Required work:
Each record must be repeated exactly as it stands.
:::::
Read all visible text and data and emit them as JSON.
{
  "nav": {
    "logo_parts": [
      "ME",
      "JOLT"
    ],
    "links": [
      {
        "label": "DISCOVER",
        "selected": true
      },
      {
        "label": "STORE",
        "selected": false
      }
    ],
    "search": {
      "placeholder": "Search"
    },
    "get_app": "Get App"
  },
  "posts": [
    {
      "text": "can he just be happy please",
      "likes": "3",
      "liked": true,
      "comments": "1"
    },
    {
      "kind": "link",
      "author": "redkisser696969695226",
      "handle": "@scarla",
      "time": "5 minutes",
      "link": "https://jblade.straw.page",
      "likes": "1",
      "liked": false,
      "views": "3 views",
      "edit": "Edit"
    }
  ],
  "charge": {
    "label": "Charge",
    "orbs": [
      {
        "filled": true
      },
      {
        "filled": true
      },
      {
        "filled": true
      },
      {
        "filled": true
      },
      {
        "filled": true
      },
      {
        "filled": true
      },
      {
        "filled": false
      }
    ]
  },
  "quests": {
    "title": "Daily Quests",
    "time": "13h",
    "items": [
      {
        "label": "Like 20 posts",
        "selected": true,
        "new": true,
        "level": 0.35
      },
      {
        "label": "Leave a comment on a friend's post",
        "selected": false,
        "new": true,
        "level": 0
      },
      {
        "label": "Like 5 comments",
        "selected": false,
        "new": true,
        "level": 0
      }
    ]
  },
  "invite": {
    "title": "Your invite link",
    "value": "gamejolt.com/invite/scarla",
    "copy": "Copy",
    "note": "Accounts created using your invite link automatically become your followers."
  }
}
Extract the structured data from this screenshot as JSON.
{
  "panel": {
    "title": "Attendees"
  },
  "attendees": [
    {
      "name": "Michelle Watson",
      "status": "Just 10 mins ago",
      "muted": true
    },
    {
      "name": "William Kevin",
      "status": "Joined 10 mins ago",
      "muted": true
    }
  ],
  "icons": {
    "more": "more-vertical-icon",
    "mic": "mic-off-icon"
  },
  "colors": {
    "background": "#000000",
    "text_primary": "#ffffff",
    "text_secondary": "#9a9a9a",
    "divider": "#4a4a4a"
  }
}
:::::
Response area:
Read all visible text and data and emit them as JSON.
{
  "nav": {
    "logo_parts": [
      "ME",
      "JOLT"
    ],
    "links": [
      {
        "label": "DISCOVER",
        "selected": true
      },
      {
        "label": "STORE",
        "selected": false
      }
    ],
    "search": {
      "placeholder": "Search"
    },
    "get_app": "Get App"
  },
  "posts": [
    {
      "text": "can he just be happy please",
      "likes": "3",
      "liked": true,
      "comments": "1"
    },
    {
      "kind": "link",
      "author": "redkisser696969695226",
      "handle": "@scarla",
      "time": "5 minutes",
      "link": "https://jblade.straw.page",
      "likes": "1",
      "liked": false,
      "views": "3 views",
      "edit": "Edit"
    }
  ],
  "charge": {
    "label": "Charge",
    "orbs": [
      {
        "filled": true
      },
      {
        "filled": true
      },
      {
        "filled": true
      },
      {
        "filled": true
      },
      {
        "filled": true
      },
      {
        "filled": true
      },
      {
        "filled": false
      }
    ]
  },
  "quests": {
    "title": "Daily Quests",
    "time": "13h",
    "items": [
      {
        "label": "Like 20 posts",
        "selected": true,
        "new": true,
        "level": 0.35
      },
      {
        "label": "Leave a comment on a friend's post",
        "selected": false,
        "new": true,
        "level": 0
      },
      {
        "label": "Like 5 comments",
        "selected": false,
        "new": true,
        "level": 0
      }
    ]
  },
  "invite": {
    "title": "Your invite link",
    "value": "gamejolt.com/invite/scarla",
    "copy": "Copy",
    "note": "Accounts created using your invite link automatically become your followers."
  }
}
Extract the structured data from this screenshot as JSON.
{
  "panel": {
    "title": "Attendees"
  },
  "attendees": [
    {
      "name": "Michelle Watson",
      "status": "Just 10 mins ago",
      "muted": true
    },
    {
      "name": "William Kevin",
      "status": "Joined 10 mins ago",
      "muted": true
    }
  ],
  "icons": {
    "more": "more-vertical-icon",
    "mic": "mic-off-icon"
  },
  "colors": {
    "background": "#000000",
    "text_primary": "#ffffff",
    "text_secondary": "#9a9a9a",
    "divider": "#4a4a4a"
  }
}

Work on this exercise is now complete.